AIDS and Famine.
Healthy Starvation_Barnabas-AIDS and Famine.
“Twelve million people in southern Africa – many of them children -- are facing extreme food shortages and the number is expected to grow. The United Nations World Food Programme estimates that there will be a shortfall of 4 million tons of food over the next year in the region.”
—Save the Children Home Page
“I ask the Congress to commit 15 billion dollars over the next five years, including nearly ten billion dollars in new money, to turn the tide against AIDS in the most afflicted nations of Africa and the Caribbean.”
—President George W. Bush, State of the Union, 2003.
There may be good reasons to go after AIDS instead of after starvation. It may be argued that we have already been generous about going after starvation.
Even if that is so, we have not been disciplined about seeing to it that the food reached starving people in sufficient amount to “turn the tide.” The war against starvation is something like the war on terrorism—been there, done that, didn’t get much bang for our buck, so let’s try something new: war on AIDS, war on Iraq, whatever.

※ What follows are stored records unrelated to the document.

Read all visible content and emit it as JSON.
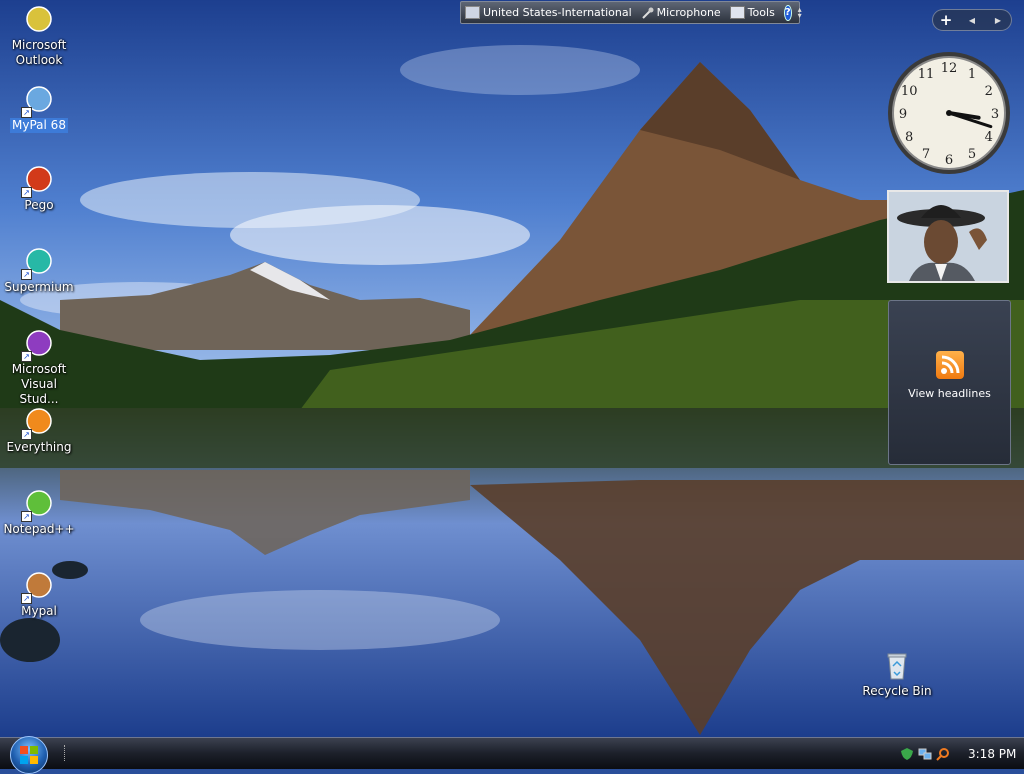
{
  "desktop_icons": [
    {
      "label": "Microsoft Outlook",
      "icon": "outlook-icon",
      "color": "#d9c23b",
      "selected": false
    },
    {
      "label": "MyPal 68",
      "icon": "mypal-68-icon",
      "color": "#6aa8e0",
      "selected": true
    },
    {
      "label": "Pego",
      "icon": "pego-icon",
      "color": "#d23a1a",
      "selected": false
    },
    {
      "label": "Supermium",
      "icon": "supermium-icon",
      "color": "#27b8a6",
      "selected": false
    },
    {
      "label": "Microsoft Visual Stud...",
      "icon": "visual-studio-icon",
      "color": "#8e3cc0",
      "selected": false
    },
    {
      "label": "Everything",
      "icon": "everything-icon",
      "color": "#f08a1c",
      "selected": false
    },
    {
      "label": "Notepad++",
      "icon": "notepad-plus-plus-icon",
      "color": "#5fbf3a",
      "selected": false
    },
    {
      "label": "Mypal",
      "icon": "mypal-icon",
      "color": "#c07a3a",
      "selected": false
    }
  ],
  "recycle_bin": {
    "label": "Recycle Bin",
    "icon": "recycle-bin-icon"
  },
  "language_bar": {
    "language": "United States-International",
    "microphone": "Microphone",
    "tools": "Tools",
    "help": "?"
  },
  "sidebar": {
    "add": "+",
    "prev": "◀",
    "next": "▶"
  },
  "gadgets": {
    "clock": {
      "hour": 3,
      "minute": 18
    },
    "feed": {
      "label": "View headlines",
      "icon": "rss-icon"
    }
  },
  "taskbar": {
    "time": "3:18 PM"
  },
  "colors": {
    "selection": "#3d7bd8",
    "taskbar": "#1c202a"
  }
}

I’m not suggesting that the AIDS campaign should not happen, but I can’t see going forward with it without an equally determined attack on starvation. Otherwise it looks like we’re willing to save victims of AIDS in order to give them time to die of hunger. And by a determined attack, I do not mean the wasteful, casual hodgepodge of aid which salves our conscience even as it lines the pockets of dictators, stuffs the stomachs of their armies, and lets children starve.
Medical science is not yet far enough along to cure AIDS, but it’s simply food that cures starvation. There’s enough food to go around in our world if we are willing to distribute it to those who need it. If we expended the same level of discipline and commitment to feeding the starving as the President has promised to “turn the tide against AIDS” we would see progress on that front within weeks, not years.
Then why don’t we? Well, there never will be a vaccine against starvation. So we either pledge ourselves to feeding people perpetually, or we redo the system of food distribution long-term. Both are tiresome and contentious projects.. Some would say both are impossible.
Still, we don’t know that we can turn the tide against AIDS, while we know that we can turn the tide against starvation. There is no more reason to honor the sovereignty of a government that cooperates in the starvation of children than there is reason to honor terrorists. Since feeding some people is at least the moral equivalent of shooting others—which we seem willing enough to do—we have the right to act. What we may lack is the will to risk the trouble.